> **The task**
Go through the listing and set it down exactly, leaving out its pictures.

> **Excerpted records**
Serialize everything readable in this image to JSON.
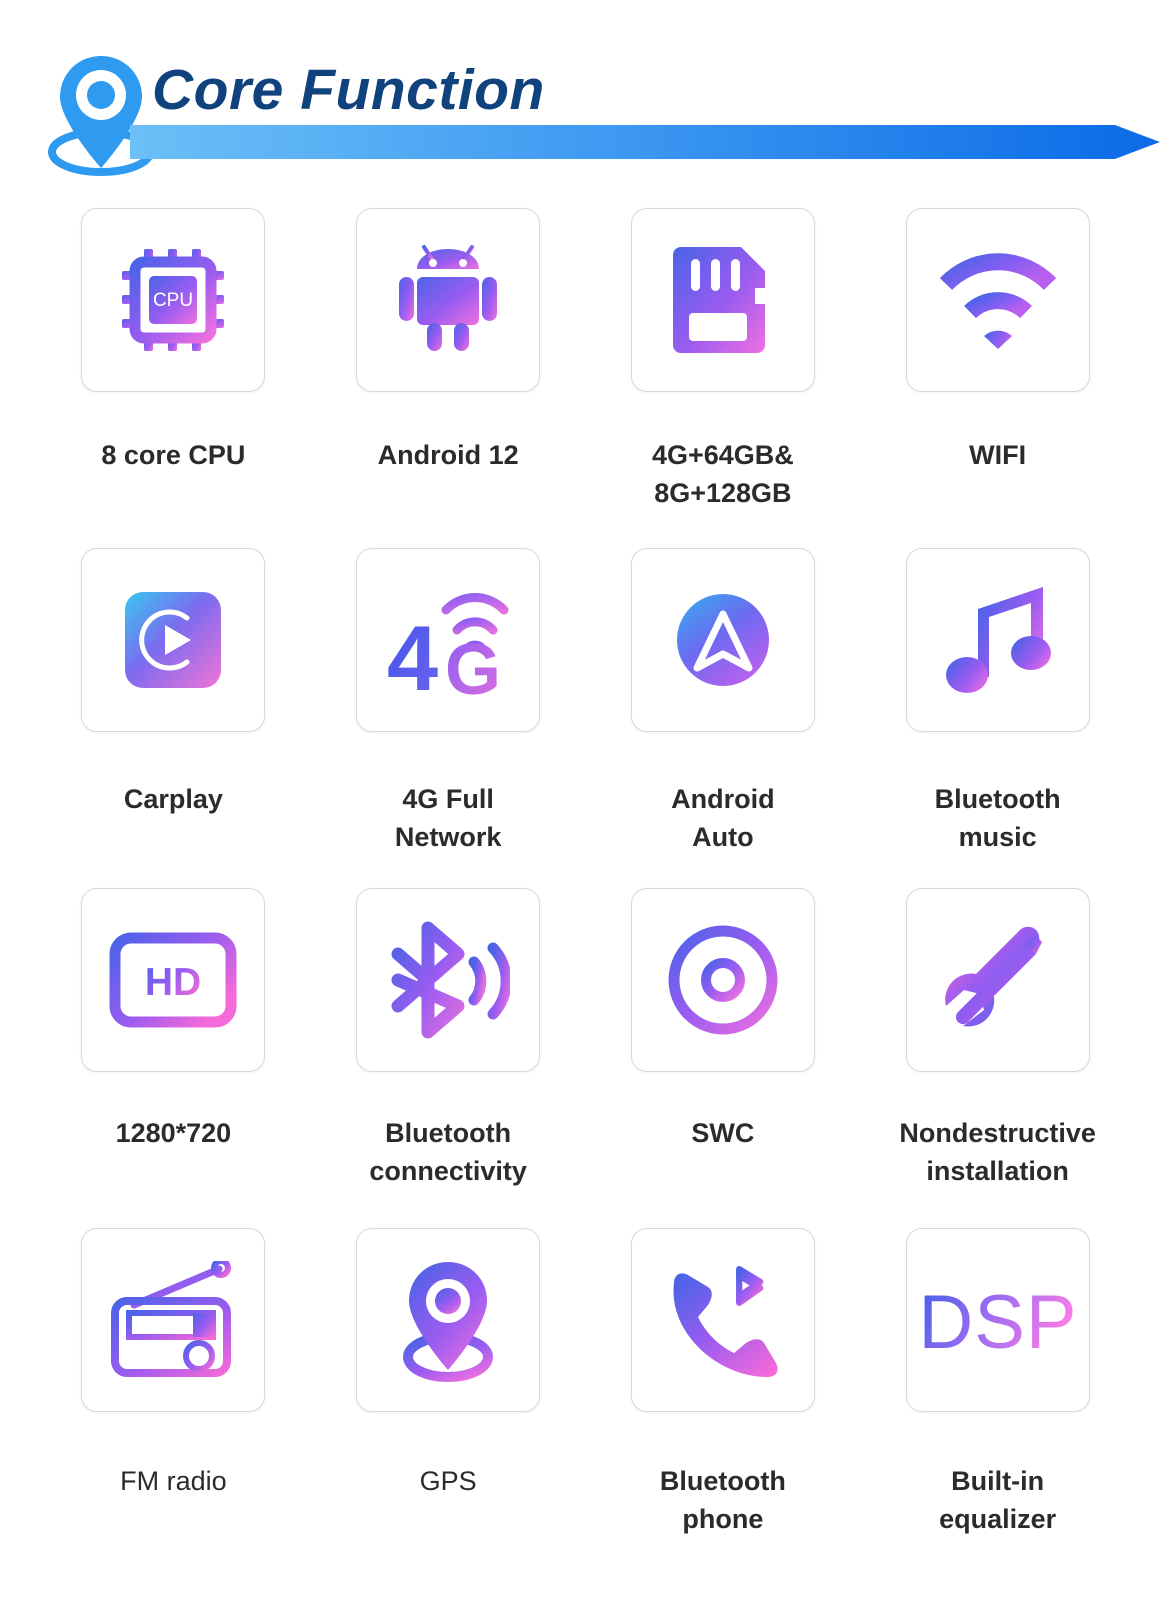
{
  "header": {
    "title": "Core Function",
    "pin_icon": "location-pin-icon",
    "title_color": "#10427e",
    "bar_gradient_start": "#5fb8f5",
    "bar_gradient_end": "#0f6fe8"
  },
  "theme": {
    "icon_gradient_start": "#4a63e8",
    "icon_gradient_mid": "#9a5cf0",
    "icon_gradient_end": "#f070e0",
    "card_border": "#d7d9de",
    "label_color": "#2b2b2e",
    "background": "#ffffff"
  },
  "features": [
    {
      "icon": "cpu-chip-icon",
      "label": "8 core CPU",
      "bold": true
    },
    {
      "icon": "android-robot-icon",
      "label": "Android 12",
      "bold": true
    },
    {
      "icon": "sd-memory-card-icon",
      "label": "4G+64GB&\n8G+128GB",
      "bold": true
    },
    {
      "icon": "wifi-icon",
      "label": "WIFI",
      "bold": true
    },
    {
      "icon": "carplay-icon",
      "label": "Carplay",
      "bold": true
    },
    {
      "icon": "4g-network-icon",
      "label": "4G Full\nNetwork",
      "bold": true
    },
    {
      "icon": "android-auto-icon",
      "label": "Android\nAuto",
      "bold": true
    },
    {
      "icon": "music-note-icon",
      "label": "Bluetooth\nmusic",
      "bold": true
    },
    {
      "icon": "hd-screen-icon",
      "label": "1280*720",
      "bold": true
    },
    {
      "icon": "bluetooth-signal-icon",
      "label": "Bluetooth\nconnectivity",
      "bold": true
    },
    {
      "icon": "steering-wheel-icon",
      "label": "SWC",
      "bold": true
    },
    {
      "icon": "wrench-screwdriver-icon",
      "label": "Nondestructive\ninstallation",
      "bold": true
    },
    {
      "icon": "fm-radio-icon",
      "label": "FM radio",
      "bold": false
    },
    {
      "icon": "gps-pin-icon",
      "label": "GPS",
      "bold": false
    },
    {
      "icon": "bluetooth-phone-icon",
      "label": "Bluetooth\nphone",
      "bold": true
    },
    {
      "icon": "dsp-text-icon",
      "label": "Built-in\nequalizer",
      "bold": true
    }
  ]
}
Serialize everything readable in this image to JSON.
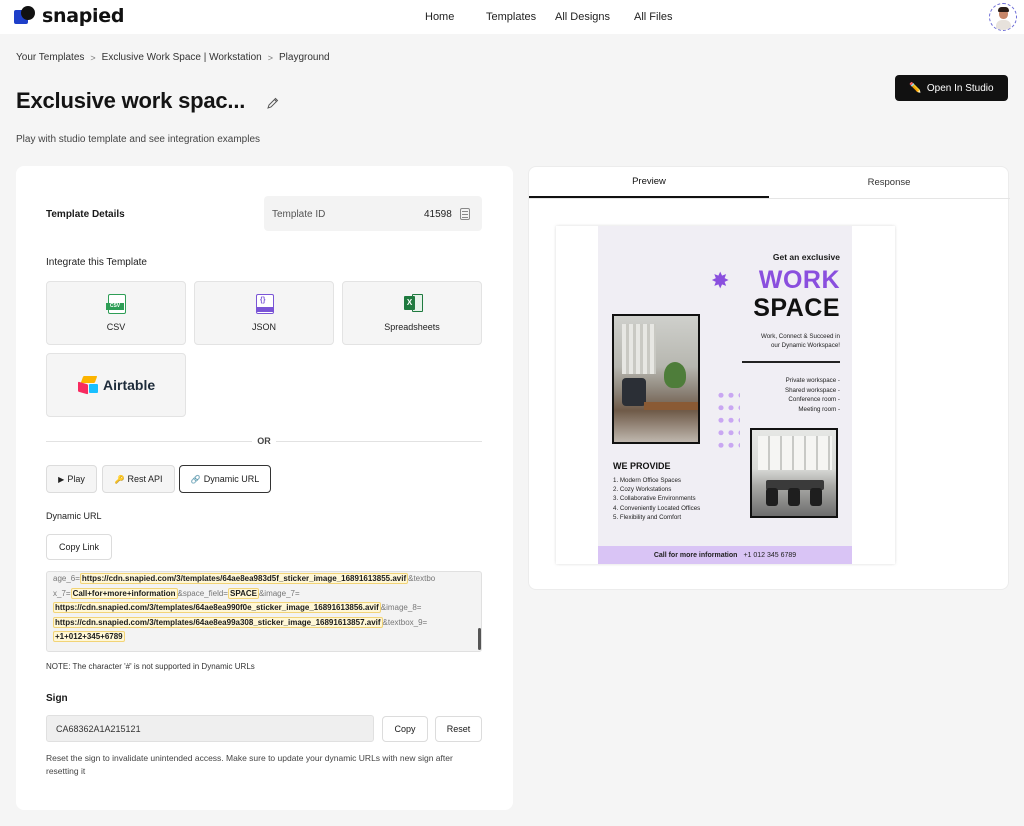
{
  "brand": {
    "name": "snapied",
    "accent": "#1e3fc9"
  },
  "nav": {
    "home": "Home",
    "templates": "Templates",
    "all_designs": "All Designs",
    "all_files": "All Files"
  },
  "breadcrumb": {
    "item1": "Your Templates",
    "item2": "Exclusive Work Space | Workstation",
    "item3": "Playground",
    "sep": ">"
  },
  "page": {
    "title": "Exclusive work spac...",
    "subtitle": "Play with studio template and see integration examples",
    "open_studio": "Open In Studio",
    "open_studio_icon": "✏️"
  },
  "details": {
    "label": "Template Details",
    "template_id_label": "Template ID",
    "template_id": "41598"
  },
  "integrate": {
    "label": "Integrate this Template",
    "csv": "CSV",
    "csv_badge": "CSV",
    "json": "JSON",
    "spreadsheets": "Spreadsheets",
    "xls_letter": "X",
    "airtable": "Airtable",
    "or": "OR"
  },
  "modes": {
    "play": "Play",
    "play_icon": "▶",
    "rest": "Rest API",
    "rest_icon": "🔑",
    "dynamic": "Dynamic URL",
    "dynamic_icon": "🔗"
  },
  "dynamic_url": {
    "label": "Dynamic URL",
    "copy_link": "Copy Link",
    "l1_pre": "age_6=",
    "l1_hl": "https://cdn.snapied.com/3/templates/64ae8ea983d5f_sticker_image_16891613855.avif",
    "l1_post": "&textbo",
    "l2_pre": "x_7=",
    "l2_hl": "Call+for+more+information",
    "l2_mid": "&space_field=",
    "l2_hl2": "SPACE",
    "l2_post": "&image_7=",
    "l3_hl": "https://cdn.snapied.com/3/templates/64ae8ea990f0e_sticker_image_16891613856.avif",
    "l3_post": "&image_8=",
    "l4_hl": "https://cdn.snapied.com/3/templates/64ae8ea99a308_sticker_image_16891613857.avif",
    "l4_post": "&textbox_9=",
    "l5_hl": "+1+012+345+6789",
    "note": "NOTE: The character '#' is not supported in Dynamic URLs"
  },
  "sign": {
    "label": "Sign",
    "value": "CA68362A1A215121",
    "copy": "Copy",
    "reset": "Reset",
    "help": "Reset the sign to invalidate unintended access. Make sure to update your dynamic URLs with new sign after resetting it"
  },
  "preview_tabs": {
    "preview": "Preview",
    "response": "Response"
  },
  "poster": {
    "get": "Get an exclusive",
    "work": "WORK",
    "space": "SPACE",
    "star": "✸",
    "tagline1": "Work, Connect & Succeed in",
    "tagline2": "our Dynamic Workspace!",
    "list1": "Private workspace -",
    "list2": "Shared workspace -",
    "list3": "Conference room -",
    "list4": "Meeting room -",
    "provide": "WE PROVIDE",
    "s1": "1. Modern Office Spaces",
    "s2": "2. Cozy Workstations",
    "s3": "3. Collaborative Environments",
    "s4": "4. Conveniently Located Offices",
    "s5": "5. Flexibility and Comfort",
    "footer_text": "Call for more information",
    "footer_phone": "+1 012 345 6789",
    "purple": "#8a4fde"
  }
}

> **Task output**
Serialize everything readable in this image to JSON.
{
  "header": {
    "title": "Core Function",
    "pin_icon": "location-pin-icon",
    "title_color": "#10427e",
    "bar_gradient_start": "#5fb8f5",
    "bar_gradient_end": "#0f6fe8"
  },
  "theme": {
    "icon_gradient_start": "#4a63e8",
    "icon_gradient_mid": "#9a5cf0",
    "icon_gradient_end": "#f070e0",
    "card_border": "#d7d9de",
    "label_color": "#2b2b2e",
    "background": "#ffffff"
  },
  "features": [
    {
      "icon": "cpu-chip-icon",
      "label": "8 core CPU",
      "bold": true
    },
    {
      "icon": "android-robot-icon",
      "label": "Android 12",
      "bold": true
    },
    {
      "icon": "sd-memory-card-icon",
      "label": "4G+64GB&\n8G+128GB",
      "bold": true
    },
    {
      "icon": "wifi-icon",
      "label": "WIFI",
      "bold": true
    },
    {
      "icon": "carplay-icon",
      "label": "Carplay",
      "bold": true
    },
    {
      "icon": "4g-network-icon",
      "label": "4G Full\nNetwork",
      "bold": true
    },
    {
      "icon": "android-auto-icon",
      "label": "Android\nAuto",
      "bold": true
    },
    {
      "icon": "music-note-icon",
      "label": "Bluetooth\nmusic",
      "bold": true
    },
    {
      "icon": "hd-screen-icon",
      "label": "1280*720",
      "bold": true
    },
    {
      "icon": "bluetooth-signal-icon",
      "label": "Bluetooth\nconnectivity",
      "bold": true
    },
    {
      "icon": "steering-wheel-icon",
      "label": "SWC",
      "bold": true
    },
    {
      "icon": "wrench-screwdriver-icon",
      "label": "Nondestructive\ninstallation",
      "bold": true
    },
    {
      "icon": "fm-radio-icon",
      "label": "FM radio",
      "bold": false
    },
    {
      "icon": "gps-pin-icon",
      "label": "GPS",
      "bold": false
    },
    {
      "icon": "bluetooth-phone-icon",
      "label": "Bluetooth\nphone",
      "bold": true
    },
    {
      "icon": "dsp-text-icon",
      "label": "Built-in\nequalizer",
      "bold": true
    }
  ]
}
Serialize everything readable in this image to JSON.
{
  "brand": {
    "name": "snapied",
    "accent": "#1e3fc9"
  },
  "nav": {
    "home": "Home",
    "templates": "Templates",
    "all_designs": "All Designs",
    "all_files": "All Files"
  },
  "breadcrumb": {
    "item1": "Your Templates",
    "item2": "Exclusive Work Space | Workstation",
    "item3": "Playground",
    "sep": ">"
  },
  "page": {
    "title": "Exclusive work spac...",
    "subtitle": "Play with studio template and see integration examples",
    "open_studio": "Open In Studio",
    "open_studio_icon": "✏️"
  },
  "details": {
    "label": "Template Details",
    "template_id_label": "Template ID",
    "template_id": "41598"
  },
  "integrate": {
    "label": "Integrate this Template",
    "csv": "CSV",
    "csv_badge": "CSV",
    "json": "JSON",
    "spreadsheets": "Spreadsheets",
    "xls_letter": "X",
    "airtable": "Airtable",
    "or": "OR"
  },
  "modes": {
    "play": "Play",
    "play_icon": "▶",
    "rest": "Rest API",
    "rest_icon": "🔑",
    "dynamic": "Dynamic URL",
    "dynamic_icon": "🔗"
  },
  "dynamic_url": {
    "label": "Dynamic URL",
    "copy_link": "Copy Link",
    "l1_pre": "age_6=",
    "l1_hl": "https://cdn.snapied.com/3/templates/64ae8ea983d5f_sticker_image_16891613855.avif",
    "l1_post": "&textbo",
    "l2_pre": "x_7=",
    "l2_hl": "Call+for+more+information",
    "l2_mid": "&space_field=",
    "l2_hl2": "SPACE",
    "l2_post": "&image_7=",
    "l3_hl": "https://cdn.snapied.com/3/templates/64ae8ea990f0e_sticker_image_16891613856.avif",
    "l3_post": "&image_8=",
    "l4_hl": "https://cdn.snapied.com/3/templates/64ae8ea99a308_sticker_image_16891613857.avif",
    "l4_post": "&textbox_9=",
    "l5_hl": "+1+012+345+6789",
    "note": "NOTE: The character '#' is not supported in Dynamic URLs"
  },
  "sign": {
    "label": "Sign",
    "value": "CA68362A1A215121",
    "copy": "Copy",
    "reset": "Reset",
    "help": "Reset the sign to invalidate unintended access. Make sure to update your dynamic URLs with new sign after resetting it"
  },
  "preview_tabs": {
    "preview": "Preview",
    "response": "Response"
  },
  "poster": {
    "get": "Get an exclusive",
    "work": "WORK",
    "space": "SPACE",
    "star": "✸",
    "tagline1": "Work, Connect & Succeed in",
    "tagline2": "our Dynamic Workspace!",
    "list1": "Private workspace -",
    "list2": "Shared workspace -",
    "list3": "Conference room -",
    "list4": "Meeting room -",
    "provide": "WE PROVIDE",
    "s1": "1. Modern Office Spaces",
    "s2": "2. Cozy Workstations",
    "s3": "3. Collaborative Environments",
    "s4": "4. Conveniently Located Offices",
    "s5": "5. Flexibility and Comfort",
    "footer_text": "Call for more information",
    "footer_phone": "+1 012 345 6789",
    "purple": "#8a4fde"
  }
}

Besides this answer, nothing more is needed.